§ **WORK TO BE COMPLETED**
Set down the entries below exactly, leaving out all images.

§ **DATASET RECORDS**
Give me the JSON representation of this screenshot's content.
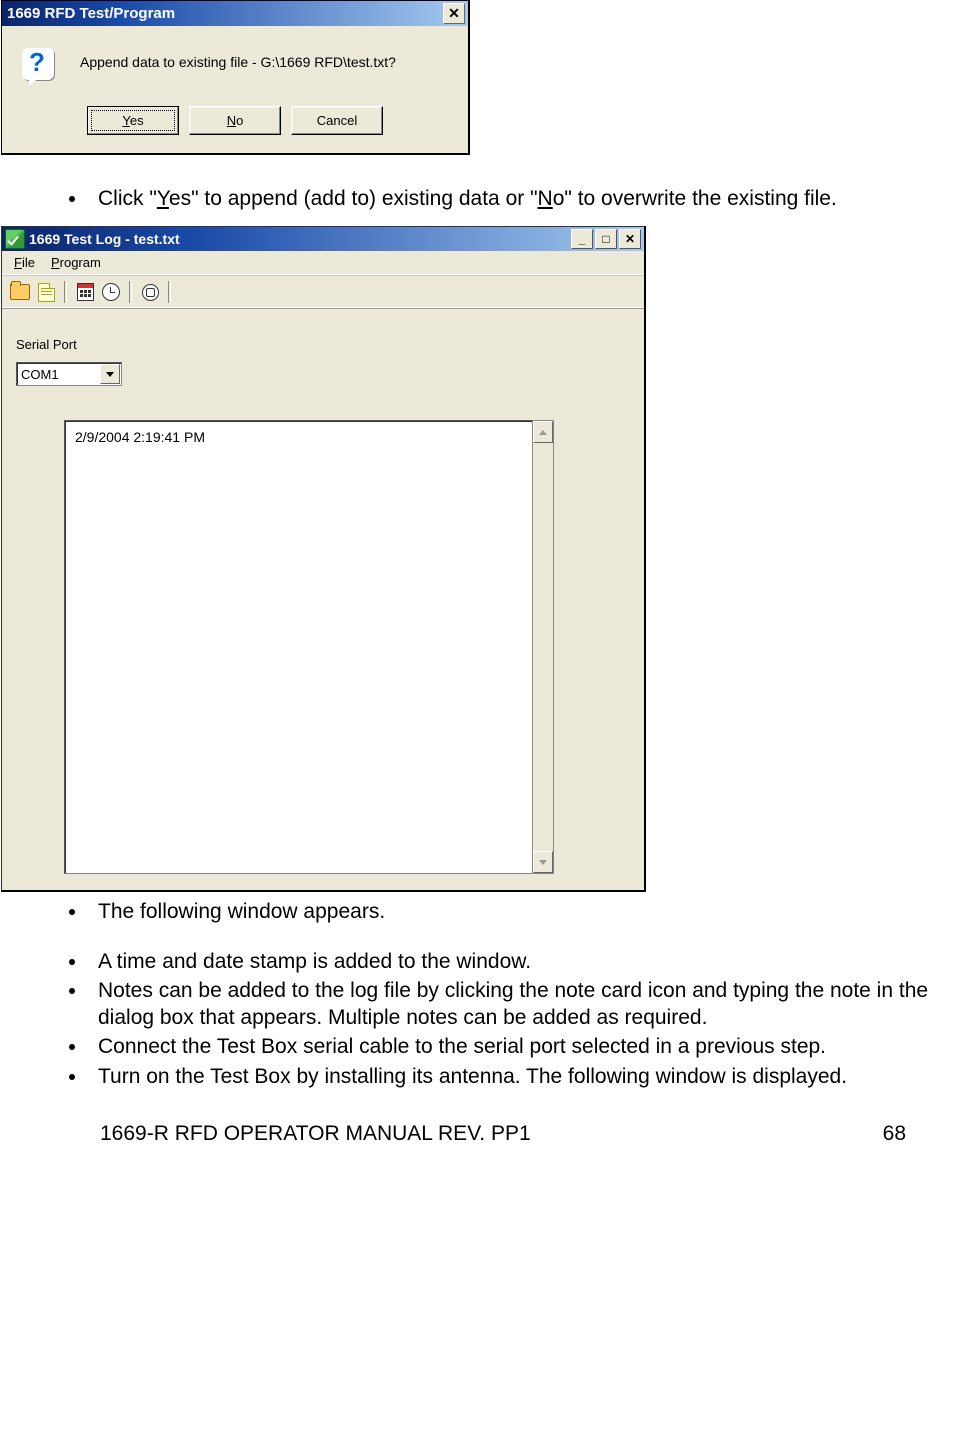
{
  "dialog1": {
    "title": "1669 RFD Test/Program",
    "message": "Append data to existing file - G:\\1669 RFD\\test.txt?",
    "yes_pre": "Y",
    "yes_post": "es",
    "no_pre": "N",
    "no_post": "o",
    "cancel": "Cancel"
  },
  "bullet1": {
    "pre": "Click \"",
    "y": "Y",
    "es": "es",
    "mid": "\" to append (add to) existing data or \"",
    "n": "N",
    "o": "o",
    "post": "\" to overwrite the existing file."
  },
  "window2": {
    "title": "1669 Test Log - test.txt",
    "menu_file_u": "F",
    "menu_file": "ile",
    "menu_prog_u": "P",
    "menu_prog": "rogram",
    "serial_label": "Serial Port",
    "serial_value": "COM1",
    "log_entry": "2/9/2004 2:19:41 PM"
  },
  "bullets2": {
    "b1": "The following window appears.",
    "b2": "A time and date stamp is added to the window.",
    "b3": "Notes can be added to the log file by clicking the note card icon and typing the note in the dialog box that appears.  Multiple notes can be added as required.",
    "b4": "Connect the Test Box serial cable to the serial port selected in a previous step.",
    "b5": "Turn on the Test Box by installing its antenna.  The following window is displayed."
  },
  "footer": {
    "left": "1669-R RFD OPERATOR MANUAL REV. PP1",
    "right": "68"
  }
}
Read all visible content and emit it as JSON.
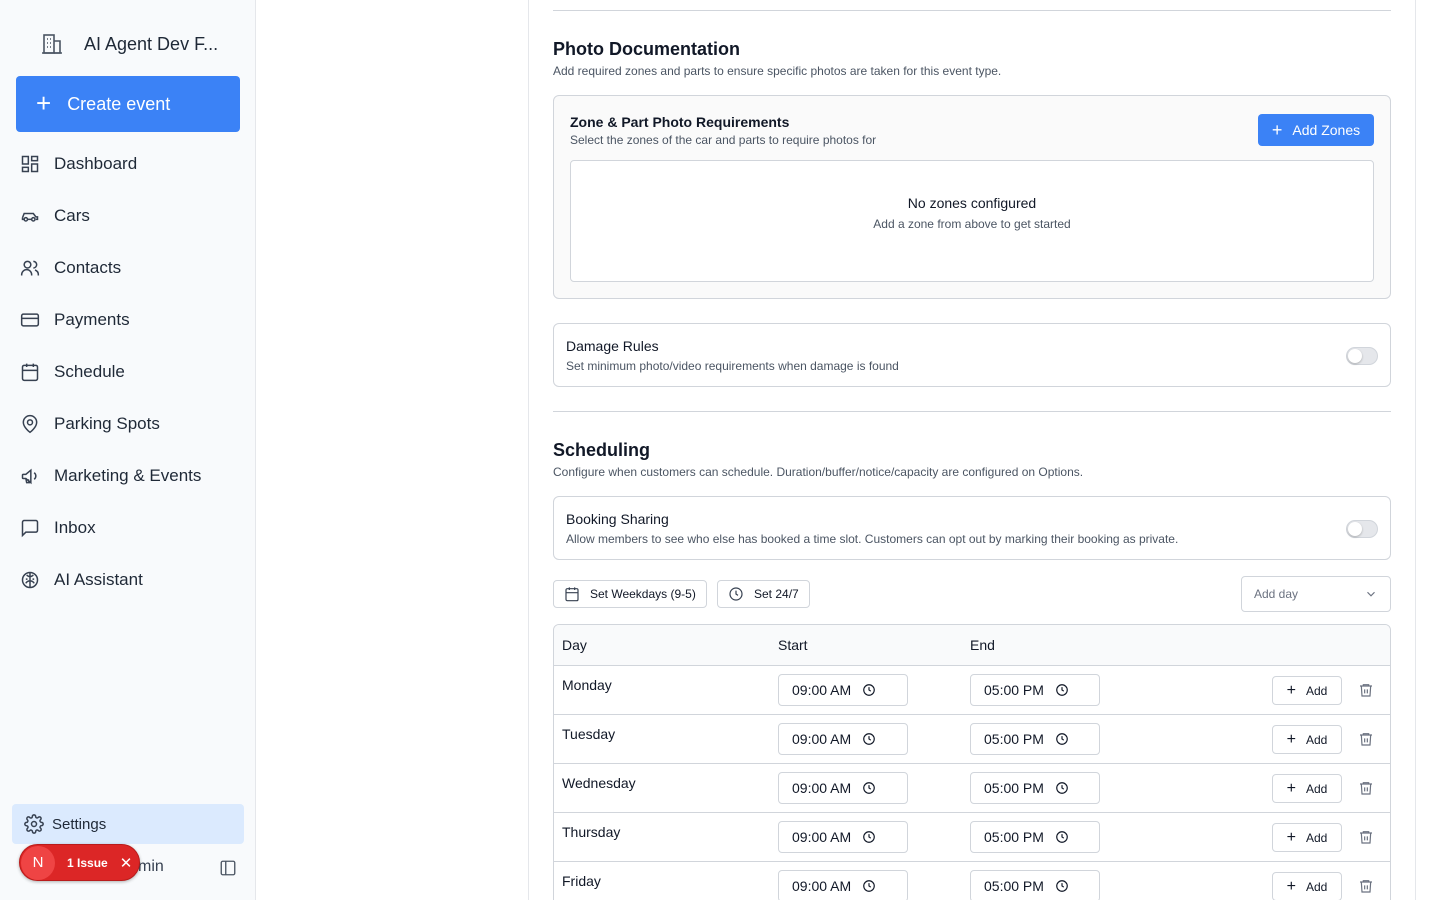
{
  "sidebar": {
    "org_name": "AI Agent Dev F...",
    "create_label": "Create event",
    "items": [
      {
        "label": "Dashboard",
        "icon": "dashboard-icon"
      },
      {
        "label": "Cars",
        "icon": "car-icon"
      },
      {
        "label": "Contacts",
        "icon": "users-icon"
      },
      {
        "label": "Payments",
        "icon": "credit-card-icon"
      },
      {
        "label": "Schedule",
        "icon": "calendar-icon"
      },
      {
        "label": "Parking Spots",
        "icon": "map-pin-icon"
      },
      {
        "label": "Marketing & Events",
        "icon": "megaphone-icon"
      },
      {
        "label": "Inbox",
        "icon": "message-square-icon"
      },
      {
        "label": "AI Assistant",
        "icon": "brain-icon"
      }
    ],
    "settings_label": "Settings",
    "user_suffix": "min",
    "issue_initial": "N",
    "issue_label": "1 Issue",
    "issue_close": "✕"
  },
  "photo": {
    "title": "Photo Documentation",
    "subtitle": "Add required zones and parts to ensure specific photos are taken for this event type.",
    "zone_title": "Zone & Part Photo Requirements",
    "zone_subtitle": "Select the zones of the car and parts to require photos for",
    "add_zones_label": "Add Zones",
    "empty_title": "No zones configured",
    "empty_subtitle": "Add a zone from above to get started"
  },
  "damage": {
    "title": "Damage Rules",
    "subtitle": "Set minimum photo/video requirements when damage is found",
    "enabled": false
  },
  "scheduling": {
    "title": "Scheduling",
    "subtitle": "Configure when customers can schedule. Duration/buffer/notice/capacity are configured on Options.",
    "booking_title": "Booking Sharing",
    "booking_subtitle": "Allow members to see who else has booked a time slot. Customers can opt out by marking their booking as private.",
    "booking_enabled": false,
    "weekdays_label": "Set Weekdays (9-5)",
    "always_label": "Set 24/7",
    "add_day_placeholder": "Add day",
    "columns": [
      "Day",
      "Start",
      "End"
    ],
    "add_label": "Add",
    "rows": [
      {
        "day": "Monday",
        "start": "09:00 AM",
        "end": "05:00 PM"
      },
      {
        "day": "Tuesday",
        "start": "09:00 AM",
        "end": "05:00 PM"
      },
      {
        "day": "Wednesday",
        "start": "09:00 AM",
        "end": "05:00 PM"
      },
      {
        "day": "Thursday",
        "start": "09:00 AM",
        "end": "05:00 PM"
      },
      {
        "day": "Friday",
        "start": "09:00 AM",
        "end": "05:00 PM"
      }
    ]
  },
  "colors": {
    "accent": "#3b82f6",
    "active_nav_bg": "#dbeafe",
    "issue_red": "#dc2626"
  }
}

§ **EXERCISE OUTPUT**
Give me the JSON representation of this screenshot's content.
{
  "dialog1": {
    "title": "1669 RFD Test/Program",
    "message": "Append data to existing file - G:\\1669 RFD\\test.txt?",
    "yes_pre": "Y",
    "yes_post": "es",
    "no_pre": "N",
    "no_post": "o",
    "cancel": "Cancel"
  },
  "bullet1": {
    "pre": "Click \"",
    "y": "Y",
    "es": "es",
    "mid": "\" to append (add to) existing data or \"",
    "n": "N",
    "o": "o",
    "post": "\" to overwrite the existing file."
  },
  "window2": {
    "title": "1669 Test Log - test.txt",
    "menu_file_u": "F",
    "menu_file": "ile",
    "menu_prog_u": "P",
    "menu_prog": "rogram",
    "serial_label": "Serial Port",
    "serial_value": "COM1",
    "log_entry": "2/9/2004 2:19:41 PM"
  },
  "bullets2": {
    "b1": "The following window appears.",
    "b2": "A time and date stamp is added to the window.",
    "b3": "Notes can be added to the log file by clicking the note card icon and typing the note in the dialog box that appears.  Multiple notes can be added as required.",
    "b4": "Connect the Test Box serial cable to the serial port selected in a previous step.",
    "b5": "Turn on the Test Box by installing its antenna.  The following window is displayed."
  },
  "footer": {
    "left": "1669-R RFD OPERATOR MANUAL REV. PP1",
    "right": "68"
  }
}
Read all visible content and emit it as JSON.
{
  "sidebar": {
    "org_name": "AI Agent Dev F...",
    "create_label": "Create event",
    "items": [
      {
        "label": "Dashboard",
        "icon": "dashboard-icon"
      },
      {
        "label": "Cars",
        "icon": "car-icon"
      },
      {
        "label": "Contacts",
        "icon": "users-icon"
      },
      {
        "label": "Payments",
        "icon": "credit-card-icon"
      },
      {
        "label": "Schedule",
        "icon": "calendar-icon"
      },
      {
        "label": "Parking Spots",
        "icon": "map-pin-icon"
      },
      {
        "label": "Marketing & Events",
        "icon": "megaphone-icon"
      },
      {
        "label": "Inbox",
        "icon": "message-square-icon"
      },
      {
        "label": "AI Assistant",
        "icon": "brain-icon"
      }
    ],
    "settings_label": "Settings",
    "user_suffix": "min",
    "issue_initial": "N",
    "issue_label": "1 Issue",
    "issue_close": "✕"
  },
  "photo": {
    "title": "Photo Documentation",
    "subtitle": "Add required zones and parts to ensure specific photos are taken for this event type.",
    "zone_title": "Zone & Part Photo Requirements",
    "zone_subtitle": "Select the zones of the car and parts to require photos for",
    "add_zones_label": "Add Zones",
    "empty_title": "No zones configured",
    "empty_subtitle": "Add a zone from above to get started"
  },
  "damage": {
    "title": "Damage Rules",
    "subtitle": "Set minimum photo/video requirements when damage is found",
    "enabled": false
  },
  "scheduling": {
    "title": "Scheduling",
    "subtitle": "Configure when customers can schedule. Duration/buffer/notice/capacity are configured on Options.",
    "booking_title": "Booking Sharing",
    "booking_subtitle": "Allow members to see who else has booked a time slot. Customers can opt out by marking their booking as private.",
    "booking_enabled": false,
    "weekdays_label": "Set Weekdays (9-5)",
    "always_label": "Set 24/7",
    "add_day_placeholder": "Add day",
    "columns": [
      "Day",
      "Start",
      "End"
    ],
    "add_label": "Add",
    "rows": [
      {
        "day": "Monday",
        "start": "09:00 AM",
        "end": "05:00 PM"
      },
      {
        "day": "Tuesday",
        "start": "09:00 AM",
        "end": "05:00 PM"
      },
      {
        "day": "Wednesday",
        "start": "09:00 AM",
        "end": "05:00 PM"
      },
      {
        "day": "Thursday",
        "start": "09:00 AM",
        "end": "05:00 PM"
      },
      {
        "day": "Friday",
        "start": "09:00 AM",
        "end": "05:00 PM"
      }
    ]
  },
  "colors": {
    "accent": "#3b82f6",
    "active_nav_bg": "#dbeafe",
    "issue_red": "#dc2626"
  }
}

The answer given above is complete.